NEW YORK -- The Mets agreed to one-year contracts with first baseman/outfielder Dominic Smith, outfielder Brandon Nimmo and pitchers Edwin Diaz, Seth Lugo and Robert Gsellman on Friday to avoid salary arbitration.
Smith will make $2.55 million in his first year of arbitration eligibility, while Diaz gets $7 million in his second eligible year. Lugo agreed to $2,925,000, and Gsellman will make $1.3 million.
The 25-year-old Smith enjoyed a huge breakout during the pandemic-shortened season, forcing his way into the every-day lineup and hitting .316 with 10 home runs, 21 doubles, 42 RBIs and a .993 OPS in 50 games.
He earned $214,380 prorated from his $578,826 salary.
Smith's natural position is first base, creating a bit of a potential logjam with Mets slugger Pete Alonso. If the National League adopts the designated hitter again, problem solved. If not, Smith could see plenty of playing time in left field, where his shortcomings and inexperience are evident. Even team president Sandy Alderson acknowledged that wouldn't be ideal.
Nimmo batted .280 with a .404 on-base percentage and .888 OPS in 55 games last season. He had eight home runs and 18 RBIs. He has a sharp eye at the plate, often hitting in the leadoff spot, and is pegged as New York's regular center fielder unless the team acquires a new one and shifts Nimmo to left.
The hustling and smiling Nimmo, 27, made $805,556 in prorated pay last year from a $2,175,000 salary.
The hard-throwing Diaz was so awful in 2019 during his first season with the Mets that he lost his job as closer and got booed repeatedly at Citi Field. He got off to a rough start again last year but rediscovered the nasty fastball-slider combination that helped him lead the majors with 57 saves as a 2018 All-Star for the Seattle Mariners.
The right-hander finished 2-1 with a 1.75 ERA and six saves in 26 appearances. He struck out 50 batters against 14 walks in 25 2/3 innings, reclaiming his ninth-inning role. Perhaps most important, he gave up only two home runs after serving up 15 in 58 innings the year before.
Diaz, 26, made $1,888,889 in prorated pay last season from his $5.1 million salary.

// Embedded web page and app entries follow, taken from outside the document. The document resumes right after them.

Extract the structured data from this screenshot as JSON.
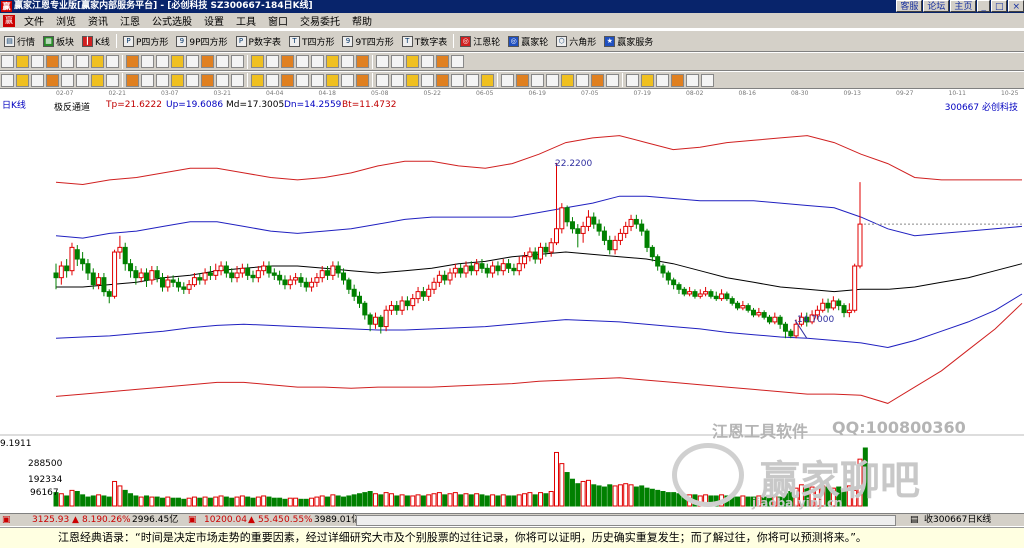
{
  "window": {
    "title": "赢家江恩专业版[赢家内部服务平台] - [必创科技  SZ300667-184日K线]",
    "buttons": [
      "客服",
      "论坛",
      "主页"
    ]
  },
  "menu": [
    "文件",
    "浏览",
    "资讯",
    "江恩",
    "公式选股",
    "设置",
    "工具",
    "窗口",
    "交易委托",
    "帮助"
  ],
  "toolbar1": [
    "行情",
    "板块",
    "K线",
    "P四方形",
    "9P四方形",
    "P数字表",
    "T四方形",
    "9T四方形",
    "T数字表",
    "江恩轮",
    "赢家轮",
    "六角形",
    "赢家服务"
  ],
  "toolbar2_icon_count": 30,
  "toolbar3_icon_count": 46,
  "date_ticks": [
    "02-07",
    "02-21",
    "03-07",
    "03-21",
    "04-04",
    "04-18",
    "05-08",
    "05-22",
    "06-05",
    "06-19",
    "07-05",
    "07-19",
    "08-02",
    "08-16",
    "08-30",
    "09-13",
    "09-27",
    "10-11",
    "10-25"
  ],
  "chart_header": {
    "period": "日K线",
    "indicator": "极反通道",
    "tp": "Tp=21.6222",
    "up": "Up=19.6086",
    "md": "Md=17.3005",
    "dn": "Dn=14.2559",
    "bt": "Bt=11.4732",
    "stock": "300667  必创科技"
  },
  "chart_annotations": {
    "high": "22.2200",
    "low": "14.7000"
  },
  "volume_axis": [
    "9.1911",
    "288500",
    "192334",
    "96167"
  ],
  "watermark": {
    "brand": "江恩工具软件",
    "qq": "QQ:100800360",
    "cn": "赢家聊吧",
    "url": "jiaoba.yinj.cn"
  },
  "status_bar": {
    "sh": "3125.93",
    "sh_chg": "8.19",
    "sh_pct": "0.26%",
    "sh_amt": "2996.45亿",
    "sz": "10200.04",
    "sz_chg": "55.45",
    "sz_pct": "0.55%",
    "sz_amt": "3989.01亿",
    "right": "收300667日K线"
  },
  "quote": "江恩经典语录：“时间是决定市场走势的重要因素，经过详细研究大市及个别股票的过往记录，你将可以证明，历史确实重复发生；而了解过往，你将可以预测将来。”。",
  "chart_data": {
    "type": "candlestick",
    "title": "极反通道",
    "ylim": [
      10.5,
      24.5
    ],
    "annotations": {
      "high": 22.22,
      "low": 14.7
    },
    "bands": {
      "tp": [
        21.4,
        21.3,
        21.5,
        21.6,
        21.8,
        22.0,
        22.0,
        21.8,
        21.6,
        21.5,
        21.6,
        21.8,
        22.1,
        22.3,
        22.3,
        22.1,
        22.0,
        22.2,
        22.6,
        23.1,
        23.3,
        23.4,
        23.1,
        22.8,
        22.9,
        23.1,
        23.2,
        23.3,
        23.4,
        23.1,
        22.6,
        22.2,
        21.6,
        21.5,
        21.5,
        21.5,
        21.5
      ],
      "up": [
        19.1,
        19.0,
        19.2,
        19.3,
        19.5,
        19.7,
        19.7,
        19.5,
        19.3,
        19.2,
        19.3,
        19.4,
        19.6,
        19.8,
        19.9,
        19.9,
        19.9,
        19.9,
        20.1,
        20.3,
        20.5,
        20.8,
        20.8,
        20.7,
        20.6,
        20.6,
        20.6,
        20.5,
        20.4,
        20.3,
        19.9,
        19.4,
        19.1,
        19.2,
        19.3,
        19.4,
        19.5
      ],
      "md": [
        16.9,
        16.9,
        17.0,
        17.1,
        17.3,
        17.4,
        17.6,
        17.7,
        17.8,
        17.8,
        17.7,
        17.6,
        17.5,
        17.6,
        17.7,
        17.9,
        18.0,
        18.2,
        18.3,
        18.4,
        18.3,
        18.2,
        18.1,
        17.9,
        17.6,
        17.3,
        17.1,
        16.9,
        16.8,
        16.7,
        16.8,
        16.8,
        16.9,
        17.1,
        17.3,
        17.6,
        17.9
      ],
      "dn": [
        14.7,
        14.75,
        14.8,
        14.9,
        15.0,
        15.15,
        15.25,
        15.3,
        15.25,
        15.2,
        15.15,
        15.1,
        15.05,
        15.05,
        15.1,
        15.15,
        15.2,
        15.3,
        15.4,
        15.5,
        15.45,
        15.4,
        15.3,
        15.2,
        15.1,
        14.95,
        14.85,
        14.75,
        14.7,
        14.6,
        14.5,
        14.3,
        14.6,
        15.0,
        15.4,
        15.9,
        16.6
      ],
      "bt": [
        12.2,
        12.3,
        12.4,
        12.5,
        12.6,
        12.7,
        12.8,
        12.8,
        12.7,
        12.6,
        12.6,
        12.55,
        12.6,
        12.6,
        12.6,
        12.65,
        12.7,
        12.75,
        12.85,
        12.9,
        12.95,
        13.0,
        12.9,
        12.8,
        12.7,
        12.6,
        12.5,
        12.4,
        12.3,
        12.3,
        12.25,
        11.9,
        12.6,
        13.3,
        14.2,
        15.1,
        16.2
      ]
    },
    "candles": [
      [
        17.5,
        17.3,
        17.9,
        16.8
      ],
      [
        17.3,
        17.8,
        18.0,
        17.0
      ],
      [
        17.8,
        17.6,
        18.1,
        17.3
      ],
      [
        17.6,
        18.6,
        18.8,
        17.4
      ],
      [
        18.5,
        18.1,
        18.7,
        17.8
      ],
      [
        18.1,
        17.9,
        18.4,
        17.6
      ],
      [
        17.9,
        17.5,
        18.1,
        17.2
      ],
      [
        17.5,
        17.0,
        17.7,
        16.8
      ],
      [
        17.0,
        17.3,
        17.5,
        16.8
      ],
      [
        17.3,
        16.7,
        17.5,
        16.5
      ],
      [
        16.7,
        16.5,
        16.8,
        16.2
      ],
      [
        16.5,
        18.4,
        18.5,
        16.4
      ],
      [
        18.4,
        18.6,
        19.1,
        18.1
      ],
      [
        18.6,
        17.9,
        18.8,
        17.6
      ],
      [
        17.9,
        17.6,
        18.1,
        17.3
      ],
      [
        17.6,
        17.3,
        17.8,
        17.0
      ],
      [
        17.3,
        17.5,
        17.7,
        17.1
      ],
      [
        17.5,
        17.2,
        17.7,
        16.9
      ],
      [
        17.2,
        17.6,
        17.8,
        17.0
      ],
      [
        17.6,
        17.3,
        17.8,
        17.1
      ],
      [
        17.3,
        16.9,
        17.5,
        16.7
      ],
      [
        16.9,
        17.2,
        17.4,
        16.7
      ],
      [
        17.2,
        17.1,
        17.4,
        16.9
      ],
      [
        17.1,
        16.9,
        17.3,
        16.7
      ],
      [
        16.9,
        16.8,
        17.1,
        16.6
      ],
      [
        16.8,
        17.0,
        17.2,
        16.6
      ],
      [
        17.0,
        17.3,
        17.5,
        16.9
      ],
      [
        17.3,
        17.2,
        17.5,
        17.0
      ],
      [
        17.2,
        17.5,
        17.7,
        17.0
      ],
      [
        17.5,
        17.4,
        17.8,
        17.2
      ],
      [
        17.4,
        17.6,
        17.9,
        17.2
      ],
      [
        17.6,
        17.8,
        18.0,
        17.4
      ],
      [
        17.8,
        17.5,
        18.0,
        17.3
      ],
      [
        17.5,
        17.3,
        17.7,
        17.1
      ],
      [
        17.3,
        17.5,
        17.8,
        17.1
      ],
      [
        17.5,
        17.7,
        17.9,
        17.3
      ],
      [
        17.7,
        17.4,
        17.9,
        17.2
      ],
      [
        17.4,
        17.3,
        17.6,
        17.1
      ],
      [
        17.3,
        17.6,
        17.8,
        17.1
      ],
      [
        17.6,
        17.8,
        18.0,
        17.4
      ],
      [
        17.8,
        17.5,
        18.0,
        17.3
      ],
      [
        17.5,
        17.4,
        17.7,
        17.2
      ],
      [
        17.4,
        17.2,
        17.6,
        17.0
      ],
      [
        17.2,
        17.0,
        17.4,
        16.8
      ],
      [
        17.0,
        17.2,
        17.4,
        16.8
      ],
      [
        17.2,
        17.3,
        17.5,
        17.0
      ],
      [
        17.3,
        17.1,
        17.5,
        16.9
      ],
      [
        17.1,
        16.9,
        17.3,
        16.7
      ],
      [
        16.9,
        17.1,
        17.3,
        16.7
      ],
      [
        17.1,
        17.3,
        17.5,
        16.9
      ],
      [
        17.3,
        17.6,
        17.8,
        17.1
      ],
      [
        17.6,
        17.4,
        17.8,
        17.2
      ],
      [
        17.4,
        17.8,
        18.0,
        17.2
      ],
      [
        17.8,
        17.5,
        18.0,
        17.3
      ],
      [
        17.5,
        17.2,
        17.7,
        17.0
      ],
      [
        17.2,
        16.8,
        17.3,
        16.6
      ],
      [
        16.8,
        16.5,
        17.0,
        16.3
      ],
      [
        16.5,
        16.2,
        16.7,
        16.0
      ],
      [
        16.2,
        15.7,
        16.3,
        15.5
      ],
      [
        15.7,
        15.3,
        15.8,
        15.0
      ],
      [
        15.3,
        15.6,
        15.8,
        15.1
      ],
      [
        15.6,
        15.2,
        15.7,
        14.9
      ],
      [
        15.2,
        15.9,
        16.1,
        15.0
      ],
      [
        15.9,
        16.1,
        16.3,
        15.7
      ],
      [
        16.1,
        15.9,
        16.3,
        15.7
      ],
      [
        15.9,
        16.3,
        16.5,
        15.7
      ],
      [
        16.3,
        16.1,
        16.5,
        15.9
      ],
      [
        16.1,
        16.4,
        16.6,
        15.9
      ],
      [
        16.4,
        16.7,
        16.9,
        16.2
      ],
      [
        16.7,
        16.5,
        16.9,
        16.3
      ],
      [
        16.5,
        16.8,
        17.0,
        16.3
      ],
      [
        16.8,
        17.1,
        17.3,
        16.6
      ],
      [
        17.1,
        17.4,
        17.6,
        16.9
      ],
      [
        17.4,
        17.2,
        17.6,
        17.0
      ],
      [
        17.2,
        17.5,
        17.7,
        17.0
      ],
      [
        17.5,
        17.7,
        17.9,
        17.3
      ],
      [
        17.7,
        17.5,
        17.9,
        17.3
      ],
      [
        17.5,
        17.8,
        18.0,
        17.3
      ],
      [
        17.8,
        17.6,
        18.0,
        17.4
      ],
      [
        17.6,
        17.9,
        18.1,
        17.4
      ],
      [
        17.9,
        17.7,
        18.1,
        17.5
      ],
      [
        17.7,
        17.5,
        17.9,
        17.3
      ],
      [
        17.5,
        17.8,
        18.0,
        17.3
      ],
      [
        17.8,
        17.6,
        18.0,
        17.4
      ],
      [
        17.6,
        17.9,
        18.1,
        17.4
      ],
      [
        17.9,
        17.7,
        18.1,
        17.5
      ],
      [
        17.7,
        17.6,
        17.9,
        17.4
      ],
      [
        17.6,
        17.9,
        18.2,
        17.4
      ],
      [
        17.9,
        18.2,
        18.4,
        17.7
      ],
      [
        18.2,
        18.4,
        18.6,
        18.0
      ],
      [
        18.4,
        18.1,
        18.6,
        17.9
      ],
      [
        18.1,
        18.6,
        18.8,
        17.9
      ],
      [
        18.6,
        18.4,
        18.8,
        18.2
      ],
      [
        18.4,
        18.8,
        19.0,
        18.2
      ],
      [
        18.8,
        19.4,
        22.22,
        18.7
      ],
      [
        19.4,
        20.3,
        20.5,
        19.2
      ],
      [
        20.3,
        19.7,
        20.4,
        19.5
      ],
      [
        19.7,
        19.4,
        19.9,
        19.2
      ],
      [
        19.4,
        19.2,
        19.6,
        18.6
      ],
      [
        19.2,
        19.5,
        19.7,
        18.8
      ],
      [
        19.5,
        19.9,
        20.2,
        19.3
      ],
      [
        19.9,
        19.6,
        20.1,
        19.4
      ],
      [
        19.6,
        19.3,
        19.8,
        19.1
      ],
      [
        19.3,
        18.9,
        19.5,
        18.7
      ],
      [
        18.9,
        18.5,
        19.1,
        18.3
      ],
      [
        18.5,
        18.9,
        19.1,
        18.3
      ],
      [
        18.9,
        19.2,
        19.4,
        18.7
      ],
      [
        19.2,
        19.5,
        19.7,
        19.0
      ],
      [
        19.5,
        19.8,
        20.0,
        19.3
      ],
      [
        19.8,
        19.6,
        20.0,
        19.4
      ],
      [
        19.6,
        19.3,
        19.8,
        19.1
      ],
      [
        19.3,
        18.6,
        19.4,
        18.4
      ],
      [
        18.6,
        18.2,
        18.7,
        18.0
      ],
      [
        18.2,
        17.8,
        18.3,
        17.6
      ],
      [
        17.8,
        17.5,
        17.9,
        17.3
      ],
      [
        17.5,
        17.2,
        17.6,
        17.0
      ],
      [
        17.2,
        17.0,
        17.3,
        16.8
      ],
      [
        17.0,
        16.8,
        17.1,
        16.6
      ],
      [
        16.8,
        16.6,
        16.9,
        16.5
      ],
      [
        16.6,
        16.7,
        16.9,
        16.5
      ],
      [
        16.7,
        16.5,
        16.8,
        16.4
      ],
      [
        16.5,
        16.6,
        16.8,
        16.4
      ],
      [
        16.6,
        16.7,
        16.9,
        16.5
      ],
      [
        16.7,
        16.5,
        16.8,
        16.4
      ],
      [
        16.5,
        16.4,
        16.7,
        16.3
      ],
      [
        16.4,
        16.6,
        16.8,
        16.3
      ],
      [
        16.6,
        16.4,
        16.7,
        16.3
      ],
      [
        16.4,
        16.2,
        16.5,
        16.1
      ],
      [
        16.2,
        16.0,
        16.3,
        15.9
      ],
      [
        16.0,
        16.1,
        16.3,
        15.9
      ],
      [
        16.1,
        15.9,
        16.2,
        15.8
      ],
      [
        15.9,
        15.7,
        16.0,
        15.6
      ],
      [
        15.7,
        15.8,
        16.0,
        15.6
      ],
      [
        15.8,
        15.6,
        15.9,
        15.5
      ],
      [
        15.6,
        15.4,
        15.7,
        15.3
      ],
      [
        15.4,
        15.6,
        15.8,
        15.3
      ],
      [
        15.6,
        15.3,
        15.7,
        15.1
      ],
      [
        15.3,
        15.0,
        15.4,
        14.7
      ],
      [
        15.0,
        14.8,
        15.1,
        14.7
      ],
      [
        14.8,
        15.3,
        15.5,
        14.7
      ],
      [
        15.3,
        15.6,
        15.8,
        15.2
      ],
      [
        15.6,
        15.4,
        15.8,
        15.2
      ],
      [
        15.4,
        15.7,
        15.9,
        15.3
      ],
      [
        15.7,
        15.9,
        16.1,
        15.5
      ],
      [
        15.9,
        16.2,
        16.4,
        15.8
      ],
      [
        16.2,
        16.0,
        16.4,
        15.8
      ],
      [
        16.0,
        16.3,
        16.5,
        15.9
      ],
      [
        16.3,
        16.1,
        16.4,
        15.9
      ],
      [
        16.1,
        15.8,
        16.2,
        15.6
      ],
      [
        15.8,
        15.9,
        16.2,
        15.6
      ],
      [
        15.9,
        17.8,
        17.9,
        15.8
      ],
      [
        17.8,
        19.6,
        21.4,
        17.7
      ]
    ],
    "volume_max": 288500,
    "volumes": [
      60,
      55,
      45,
      70,
      65,
      50,
      40,
      45,
      50,
      45,
      40,
      110,
      90,
      70,
      55,
      45,
      40,
      45,
      40,
      40,
      35,
      40,
      35,
      35,
      30,
      35,
      40,
      35,
      40,
      35,
      40,
      45,
      40,
      35,
      40,
      45,
      40,
      35,
      40,
      45,
      40,
      35,
      35,
      30,
      35,
      35,
      30,
      30,
      35,
      40,
      45,
      40,
      50,
      45,
      40,
      45,
      50,
      55,
      60,
      65,
      55,
      50,
      60,
      55,
      45,
      50,
      45,
      45,
      50,
      45,
      50,
      55,
      60,
      50,
      55,
      60,
      50,
      55,
      50,
      55,
      50,
      45,
      50,
      45,
      50,
      45,
      45,
      50,
      55,
      60,
      50,
      60,
      55,
      65,
      240,
      190,
      150,
      120,
      100,
      110,
      115,
      95,
      90,
      85,
      95,
      90,
      95,
      100,
      95,
      85,
      90,
      80,
      75,
      70,
      65,
      60,
      60,
      55,
      50,
      50,
      50,
      45,
      50,
      45,
      45,
      50,
      45,
      45,
      40,
      45,
      40,
      40,
      45,
      40,
      45,
      45,
      40,
      55,
      65,
      80,
      95,
      80,
      85,
      80,
      90,
      85,
      80,
      85,
      75,
      90,
      70,
      210,
      260
    ]
  }
}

Lugo wound up back in an injury-depleted rotation last season because the Mets needed help there. The versatile right-hander prefers to start but has been more effective as a reliever the past few years. He went 3-4 with a 5.15 ERA and three saves in 16 games, including seven starts.
The 31-year-old Lugo, a 34th-round draft pick out of Centenary College in Louisiana, earned a prorated $740,741 from his $2 million salary last season. Until the Mets finish assembling their pitching staff, it's uncertain whether Lugo will be in the bullpen or rotation to begin the season.
Last year was a wreck for Gsellman, sidelined by a triceps injury and then a broken rib. His season started late and ended early, without much success in between as the Mets moved the former starter from the bullpen into a ravaged rotation with no time to build up first and get stretched out.
The 27-year-old right-hander had a 9.64 ERA in just 14 innings, making four starts and two relief appearances.
Gsellman earned $453,704 prorated from his $1,225,000 salary. He gives New York a potential long man with the ability to pitch multiple innings or generate a groundball when needed.
Five Mets remained eligible to exchange proposed arbitration salaries with the team Friday, including new shortstop Francisco Lindor. Others eligible were outfielder Michael Conforto, right-hander Miguel Castro and third baseman/outfielder J.D. Davis.